_Task prompt_. Write the listing below out again word for word, without a single picture.

_Data supplied_.

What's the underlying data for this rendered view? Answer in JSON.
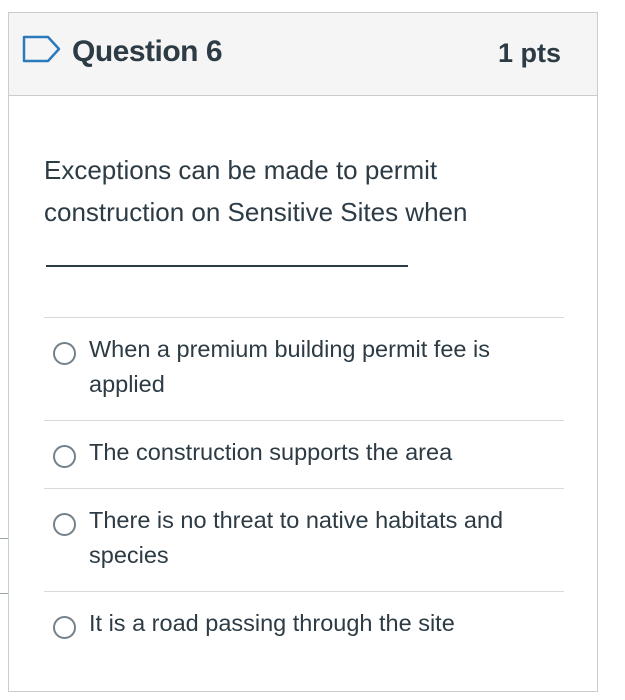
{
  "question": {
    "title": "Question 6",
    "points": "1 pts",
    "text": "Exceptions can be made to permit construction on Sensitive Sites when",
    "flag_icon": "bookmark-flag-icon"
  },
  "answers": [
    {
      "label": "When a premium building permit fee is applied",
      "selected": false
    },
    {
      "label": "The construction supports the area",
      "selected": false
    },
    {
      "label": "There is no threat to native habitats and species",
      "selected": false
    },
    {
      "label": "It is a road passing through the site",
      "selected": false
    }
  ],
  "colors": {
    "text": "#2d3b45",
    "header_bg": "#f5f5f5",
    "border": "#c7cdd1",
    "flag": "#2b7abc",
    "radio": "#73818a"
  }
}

_Exercise output_.
What's the underlying data for this rendered view? Answer in JSON.
{
  "question": {
    "title": "Question 6",
    "points": "1 pts",
    "text": "Exceptions can be made to permit construction on Sensitive Sites when",
    "flag_icon": "bookmark-flag-icon"
  },
  "answers": [
    {
      "label": "When a premium building permit fee is applied",
      "selected": false
    },
    {
      "label": "The construction supports the area",
      "selected": false
    },
    {
      "label": "There is no threat to native habitats and species",
      "selected": false
    },
    {
      "label": "It is a road passing through the site",
      "selected": false
    }
  ],
  "colors": {
    "text": "#2d3b45",
    "header_bg": "#f5f5f5",
    "border": "#c7cdd1",
    "flag": "#2b7abc",
    "radio": "#73818a"
  }
}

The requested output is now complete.